TASK ITEM: Reproduce every entry exactly as written.

Start of DATASET EXCERPTS

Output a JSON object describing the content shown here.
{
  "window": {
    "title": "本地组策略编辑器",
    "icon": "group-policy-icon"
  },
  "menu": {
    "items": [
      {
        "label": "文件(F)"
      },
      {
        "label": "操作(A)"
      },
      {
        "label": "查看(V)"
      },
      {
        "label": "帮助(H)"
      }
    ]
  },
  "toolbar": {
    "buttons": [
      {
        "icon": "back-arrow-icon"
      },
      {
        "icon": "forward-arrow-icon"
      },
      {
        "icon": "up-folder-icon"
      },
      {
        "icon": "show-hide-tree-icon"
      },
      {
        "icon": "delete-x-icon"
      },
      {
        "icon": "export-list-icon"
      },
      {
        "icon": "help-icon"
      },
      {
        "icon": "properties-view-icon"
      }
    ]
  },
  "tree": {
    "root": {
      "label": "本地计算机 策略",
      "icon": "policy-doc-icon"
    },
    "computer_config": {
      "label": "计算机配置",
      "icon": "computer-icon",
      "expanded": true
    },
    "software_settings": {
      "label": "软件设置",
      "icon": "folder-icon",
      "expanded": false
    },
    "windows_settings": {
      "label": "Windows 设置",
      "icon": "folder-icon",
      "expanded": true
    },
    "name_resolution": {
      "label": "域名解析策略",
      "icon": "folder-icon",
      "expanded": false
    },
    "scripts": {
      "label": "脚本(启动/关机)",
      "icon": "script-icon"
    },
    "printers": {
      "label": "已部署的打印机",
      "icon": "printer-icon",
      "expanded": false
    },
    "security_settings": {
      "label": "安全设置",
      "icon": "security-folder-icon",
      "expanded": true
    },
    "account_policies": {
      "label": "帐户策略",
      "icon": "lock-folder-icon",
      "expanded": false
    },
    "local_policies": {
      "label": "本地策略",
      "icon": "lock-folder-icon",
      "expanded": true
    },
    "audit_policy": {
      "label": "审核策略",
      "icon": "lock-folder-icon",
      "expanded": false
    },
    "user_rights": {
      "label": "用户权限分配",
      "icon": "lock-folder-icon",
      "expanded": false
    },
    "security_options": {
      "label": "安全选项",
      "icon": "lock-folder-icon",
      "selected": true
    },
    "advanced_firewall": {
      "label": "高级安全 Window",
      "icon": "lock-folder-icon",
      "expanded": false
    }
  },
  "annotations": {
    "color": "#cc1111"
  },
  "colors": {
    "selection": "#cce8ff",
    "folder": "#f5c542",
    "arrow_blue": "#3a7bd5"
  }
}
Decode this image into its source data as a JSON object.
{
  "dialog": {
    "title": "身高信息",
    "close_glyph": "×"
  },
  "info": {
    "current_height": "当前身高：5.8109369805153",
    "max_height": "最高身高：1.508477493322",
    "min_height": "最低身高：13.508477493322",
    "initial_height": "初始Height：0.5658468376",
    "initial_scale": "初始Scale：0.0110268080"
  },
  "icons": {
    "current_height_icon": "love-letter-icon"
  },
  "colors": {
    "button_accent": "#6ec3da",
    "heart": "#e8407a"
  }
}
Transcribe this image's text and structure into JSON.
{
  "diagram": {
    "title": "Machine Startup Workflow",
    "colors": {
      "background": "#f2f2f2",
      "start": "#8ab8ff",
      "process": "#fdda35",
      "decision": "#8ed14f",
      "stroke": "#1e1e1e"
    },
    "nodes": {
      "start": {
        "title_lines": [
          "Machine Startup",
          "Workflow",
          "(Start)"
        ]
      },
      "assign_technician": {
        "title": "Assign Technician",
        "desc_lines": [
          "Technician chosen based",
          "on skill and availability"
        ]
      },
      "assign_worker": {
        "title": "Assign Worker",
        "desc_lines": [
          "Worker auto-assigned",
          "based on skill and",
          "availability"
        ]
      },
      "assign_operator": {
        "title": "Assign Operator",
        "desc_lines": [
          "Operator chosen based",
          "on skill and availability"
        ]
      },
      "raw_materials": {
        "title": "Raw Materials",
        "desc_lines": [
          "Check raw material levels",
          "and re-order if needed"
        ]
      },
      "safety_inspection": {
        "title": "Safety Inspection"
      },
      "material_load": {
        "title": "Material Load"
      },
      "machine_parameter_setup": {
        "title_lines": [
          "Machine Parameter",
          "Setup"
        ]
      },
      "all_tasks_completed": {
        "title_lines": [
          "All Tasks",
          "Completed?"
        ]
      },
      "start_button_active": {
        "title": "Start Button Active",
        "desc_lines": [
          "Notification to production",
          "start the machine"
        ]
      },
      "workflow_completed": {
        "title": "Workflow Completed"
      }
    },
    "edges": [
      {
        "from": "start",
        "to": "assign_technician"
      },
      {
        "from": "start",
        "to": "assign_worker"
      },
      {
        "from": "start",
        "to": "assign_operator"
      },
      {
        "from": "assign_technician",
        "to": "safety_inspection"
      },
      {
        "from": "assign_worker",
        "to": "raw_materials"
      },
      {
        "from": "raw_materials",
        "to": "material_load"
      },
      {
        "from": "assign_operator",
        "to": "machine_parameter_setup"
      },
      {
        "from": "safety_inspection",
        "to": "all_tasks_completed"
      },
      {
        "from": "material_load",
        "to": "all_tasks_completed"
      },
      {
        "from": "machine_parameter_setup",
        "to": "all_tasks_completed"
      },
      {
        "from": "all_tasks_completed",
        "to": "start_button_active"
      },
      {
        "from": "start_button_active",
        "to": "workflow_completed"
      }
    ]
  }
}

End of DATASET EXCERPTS

EXERCISE OUTPUT:
Output a JSON object describing the content shown here.
{
  "window": {
    "title": "本地组策略编辑器",
    "icon": "group-policy-icon"
  },
  "menu": {
    "items": [
      {
        "label": "文件(F)"
      },
      {
        "label": "操作(A)"
      },
      {
        "label": "查看(V)"
      },
      {
        "label": "帮助(H)"
      }
    ]
  },
  "toolbar": {
    "buttons": [
      {
        "icon": "back-arrow-icon"
      },
      {
        "icon": "forward-arrow-icon"
      },
      {
        "icon": "up-folder-icon"
      },
      {
        "icon": "show-hide-tree-icon"
      },
      {
        "icon": "delete-x-icon"
      },
      {
        "icon": "export-list-icon"
      },
      {
        "icon": "help-icon"
      },
      {
        "icon": "properties-view-icon"
      }
    ]
  },
  "tree": {
    "root": {
      "label": "本地计算机 策略",
      "icon": "policy-doc-icon"
    },
    "computer_config": {
      "label": "计算机配置",
      "icon": "computer-icon",
      "expanded": true
    },
    "software_settings": {
      "label": "软件设置",
      "icon": "folder-icon",
      "expanded": false
    },
    "windows_settings": {
      "label": "Windows 设置",
      "icon": "folder-icon",
      "expanded": true
    },
    "name_resolution": {
      "label": "域名解析策略",
      "icon": "folder-icon",
      "expanded": false
    },
    "scripts": {
      "label": "脚本(启动/关机)",
      "icon": "script-icon"
    },
    "printers": {
      "label": "已部署的打印机",
      "icon": "printer-icon",
      "expanded": false
    },
    "security_settings": {
      "label": "安全设置",
      "icon": "security-folder-icon",
      "expanded": true
    },
    "account_policies": {
      "label": "帐户策略",
      "icon": "lock-folder-icon",
      "expanded": false
    },
    "local_policies": {
      "label": "本地策略",
      "icon": "lock-folder-icon",
      "expanded": true
    },
    "audit_policy": {
      "label": "审核策略",
      "icon": "lock-folder-icon",
      "expanded": false
    },
    "user_rights": {
      "label": "用户权限分配",
      "icon": "lock-folder-icon",
      "expanded": false
    },
    "security_options": {
      "label": "安全选项",
      "icon": "lock-folder-icon",
      "selected": true
    },
    "advanced_firewall": {
      "label": "高级安全 Window",
      "icon": "lock-folder-icon",
      "expanded": false
    }
  },
  "annotations": {
    "color": "#cc1111"
  },
  "colors": {
    "selection": "#cce8ff",
    "folder": "#f5c542",
    "arrow_blue": "#3a7bd5"
  }
}
Decode this image into its source data as a JSON object.
{
  "dialog": {
    "title": "身高信息",
    "close_glyph": "×"
  },
  "info": {
    "current_height": "当前身高：5.8109369805153",
    "max_height": "最高身高：1.508477493322",
    "min_height": "最低身高：13.508477493322",
    "initial_height": "初始Height：0.5658468376",
    "initial_scale": "初始Scale：0.0110268080"
  },
  "icons": {
    "current_height_icon": "love-letter-icon"
  },
  "colors": {
    "button_accent": "#6ec3da",
    "heart": "#e8407a"
  }
}
Transcribe this image's text and structure into JSON.
{
  "diagram": {
    "title": "Machine Startup Workflow",
    "colors": {
      "background": "#f2f2f2",
      "start": "#8ab8ff",
      "process": "#fdda35",
      "decision": "#8ed14f",
      "stroke": "#1e1e1e"
    },
    "nodes": {
      "start": {
        "title_lines": [
          "Machine Startup",
          "Workflow",
          "(Start)"
        ]
      },
      "assign_technician": {
        "title": "Assign Technician",
        "desc_lines": [
          "Technician chosen based",
          "on skill and availability"
        ]
      },
      "assign_worker": {
        "title": "Assign Worker",
        "desc_lines": [
          "Worker auto-assigned",
          "based on skill and",
          "availability"
        ]
      },
      "assign_operator": {
        "title": "Assign Operator",
        "desc_lines": [
          "Operator chosen based",
          "on skill and availability"
        ]
      },
      "raw_materials": {
        "title": "Raw Materials",
        "desc_lines": [
          "Check raw material levels",
          "and re-order if needed"
        ]
      },
      "safety_inspection": {
        "title": "Safety Inspection"
      },
      "material_load": {
        "title": "Material Load"
      },
      "machine_parameter_setup": {
        "title_lines": [
          "Machine Parameter",
          "Setup"
        ]
      },
      "all_tasks_completed": {
        "title_lines": [
          "All Tasks",
          "Completed?"
        ]
      },
      "start_button_active": {
        "title": "Start Button Active",
        "desc_lines": [
          "Notification to production",
          "start the machine"
        ]
      },
      "workflow_completed": {
        "title": "Workflow Completed"
      }
    },
    "edges": [
      {
        "from": "start",
        "to": "assign_technician"
      },
      {
        "from": "start",
        "to": "assign_worker"
      },
      {
        "from": "start",
        "to": "assign_operator"
      },
      {
        "from": "assign_technician",
        "to": "safety_inspection"
      },
      {
        "from": "assign_worker",
        "to": "raw_materials"
      },
      {
        "from": "raw_materials",
        "to": "material_load"
      },
      {
        "from": "assign_operator",
        "to": "machine_parameter_setup"
      },
      {
        "from": "safety_inspection",
        "to": "all_tasks_completed"
      },
      {
        "from": "material_load",
        "to": "all_tasks_completed"
      },
      {
        "from": "machine_parameter_setup",
        "to": "all_tasks_completed"
      },
      {
        "from": "all_tasks_completed",
        "to": "start_button_active"
      },
      {
        "from": "start_button_active",
        "to": "workflow_completed"
      }
    ]
  }
}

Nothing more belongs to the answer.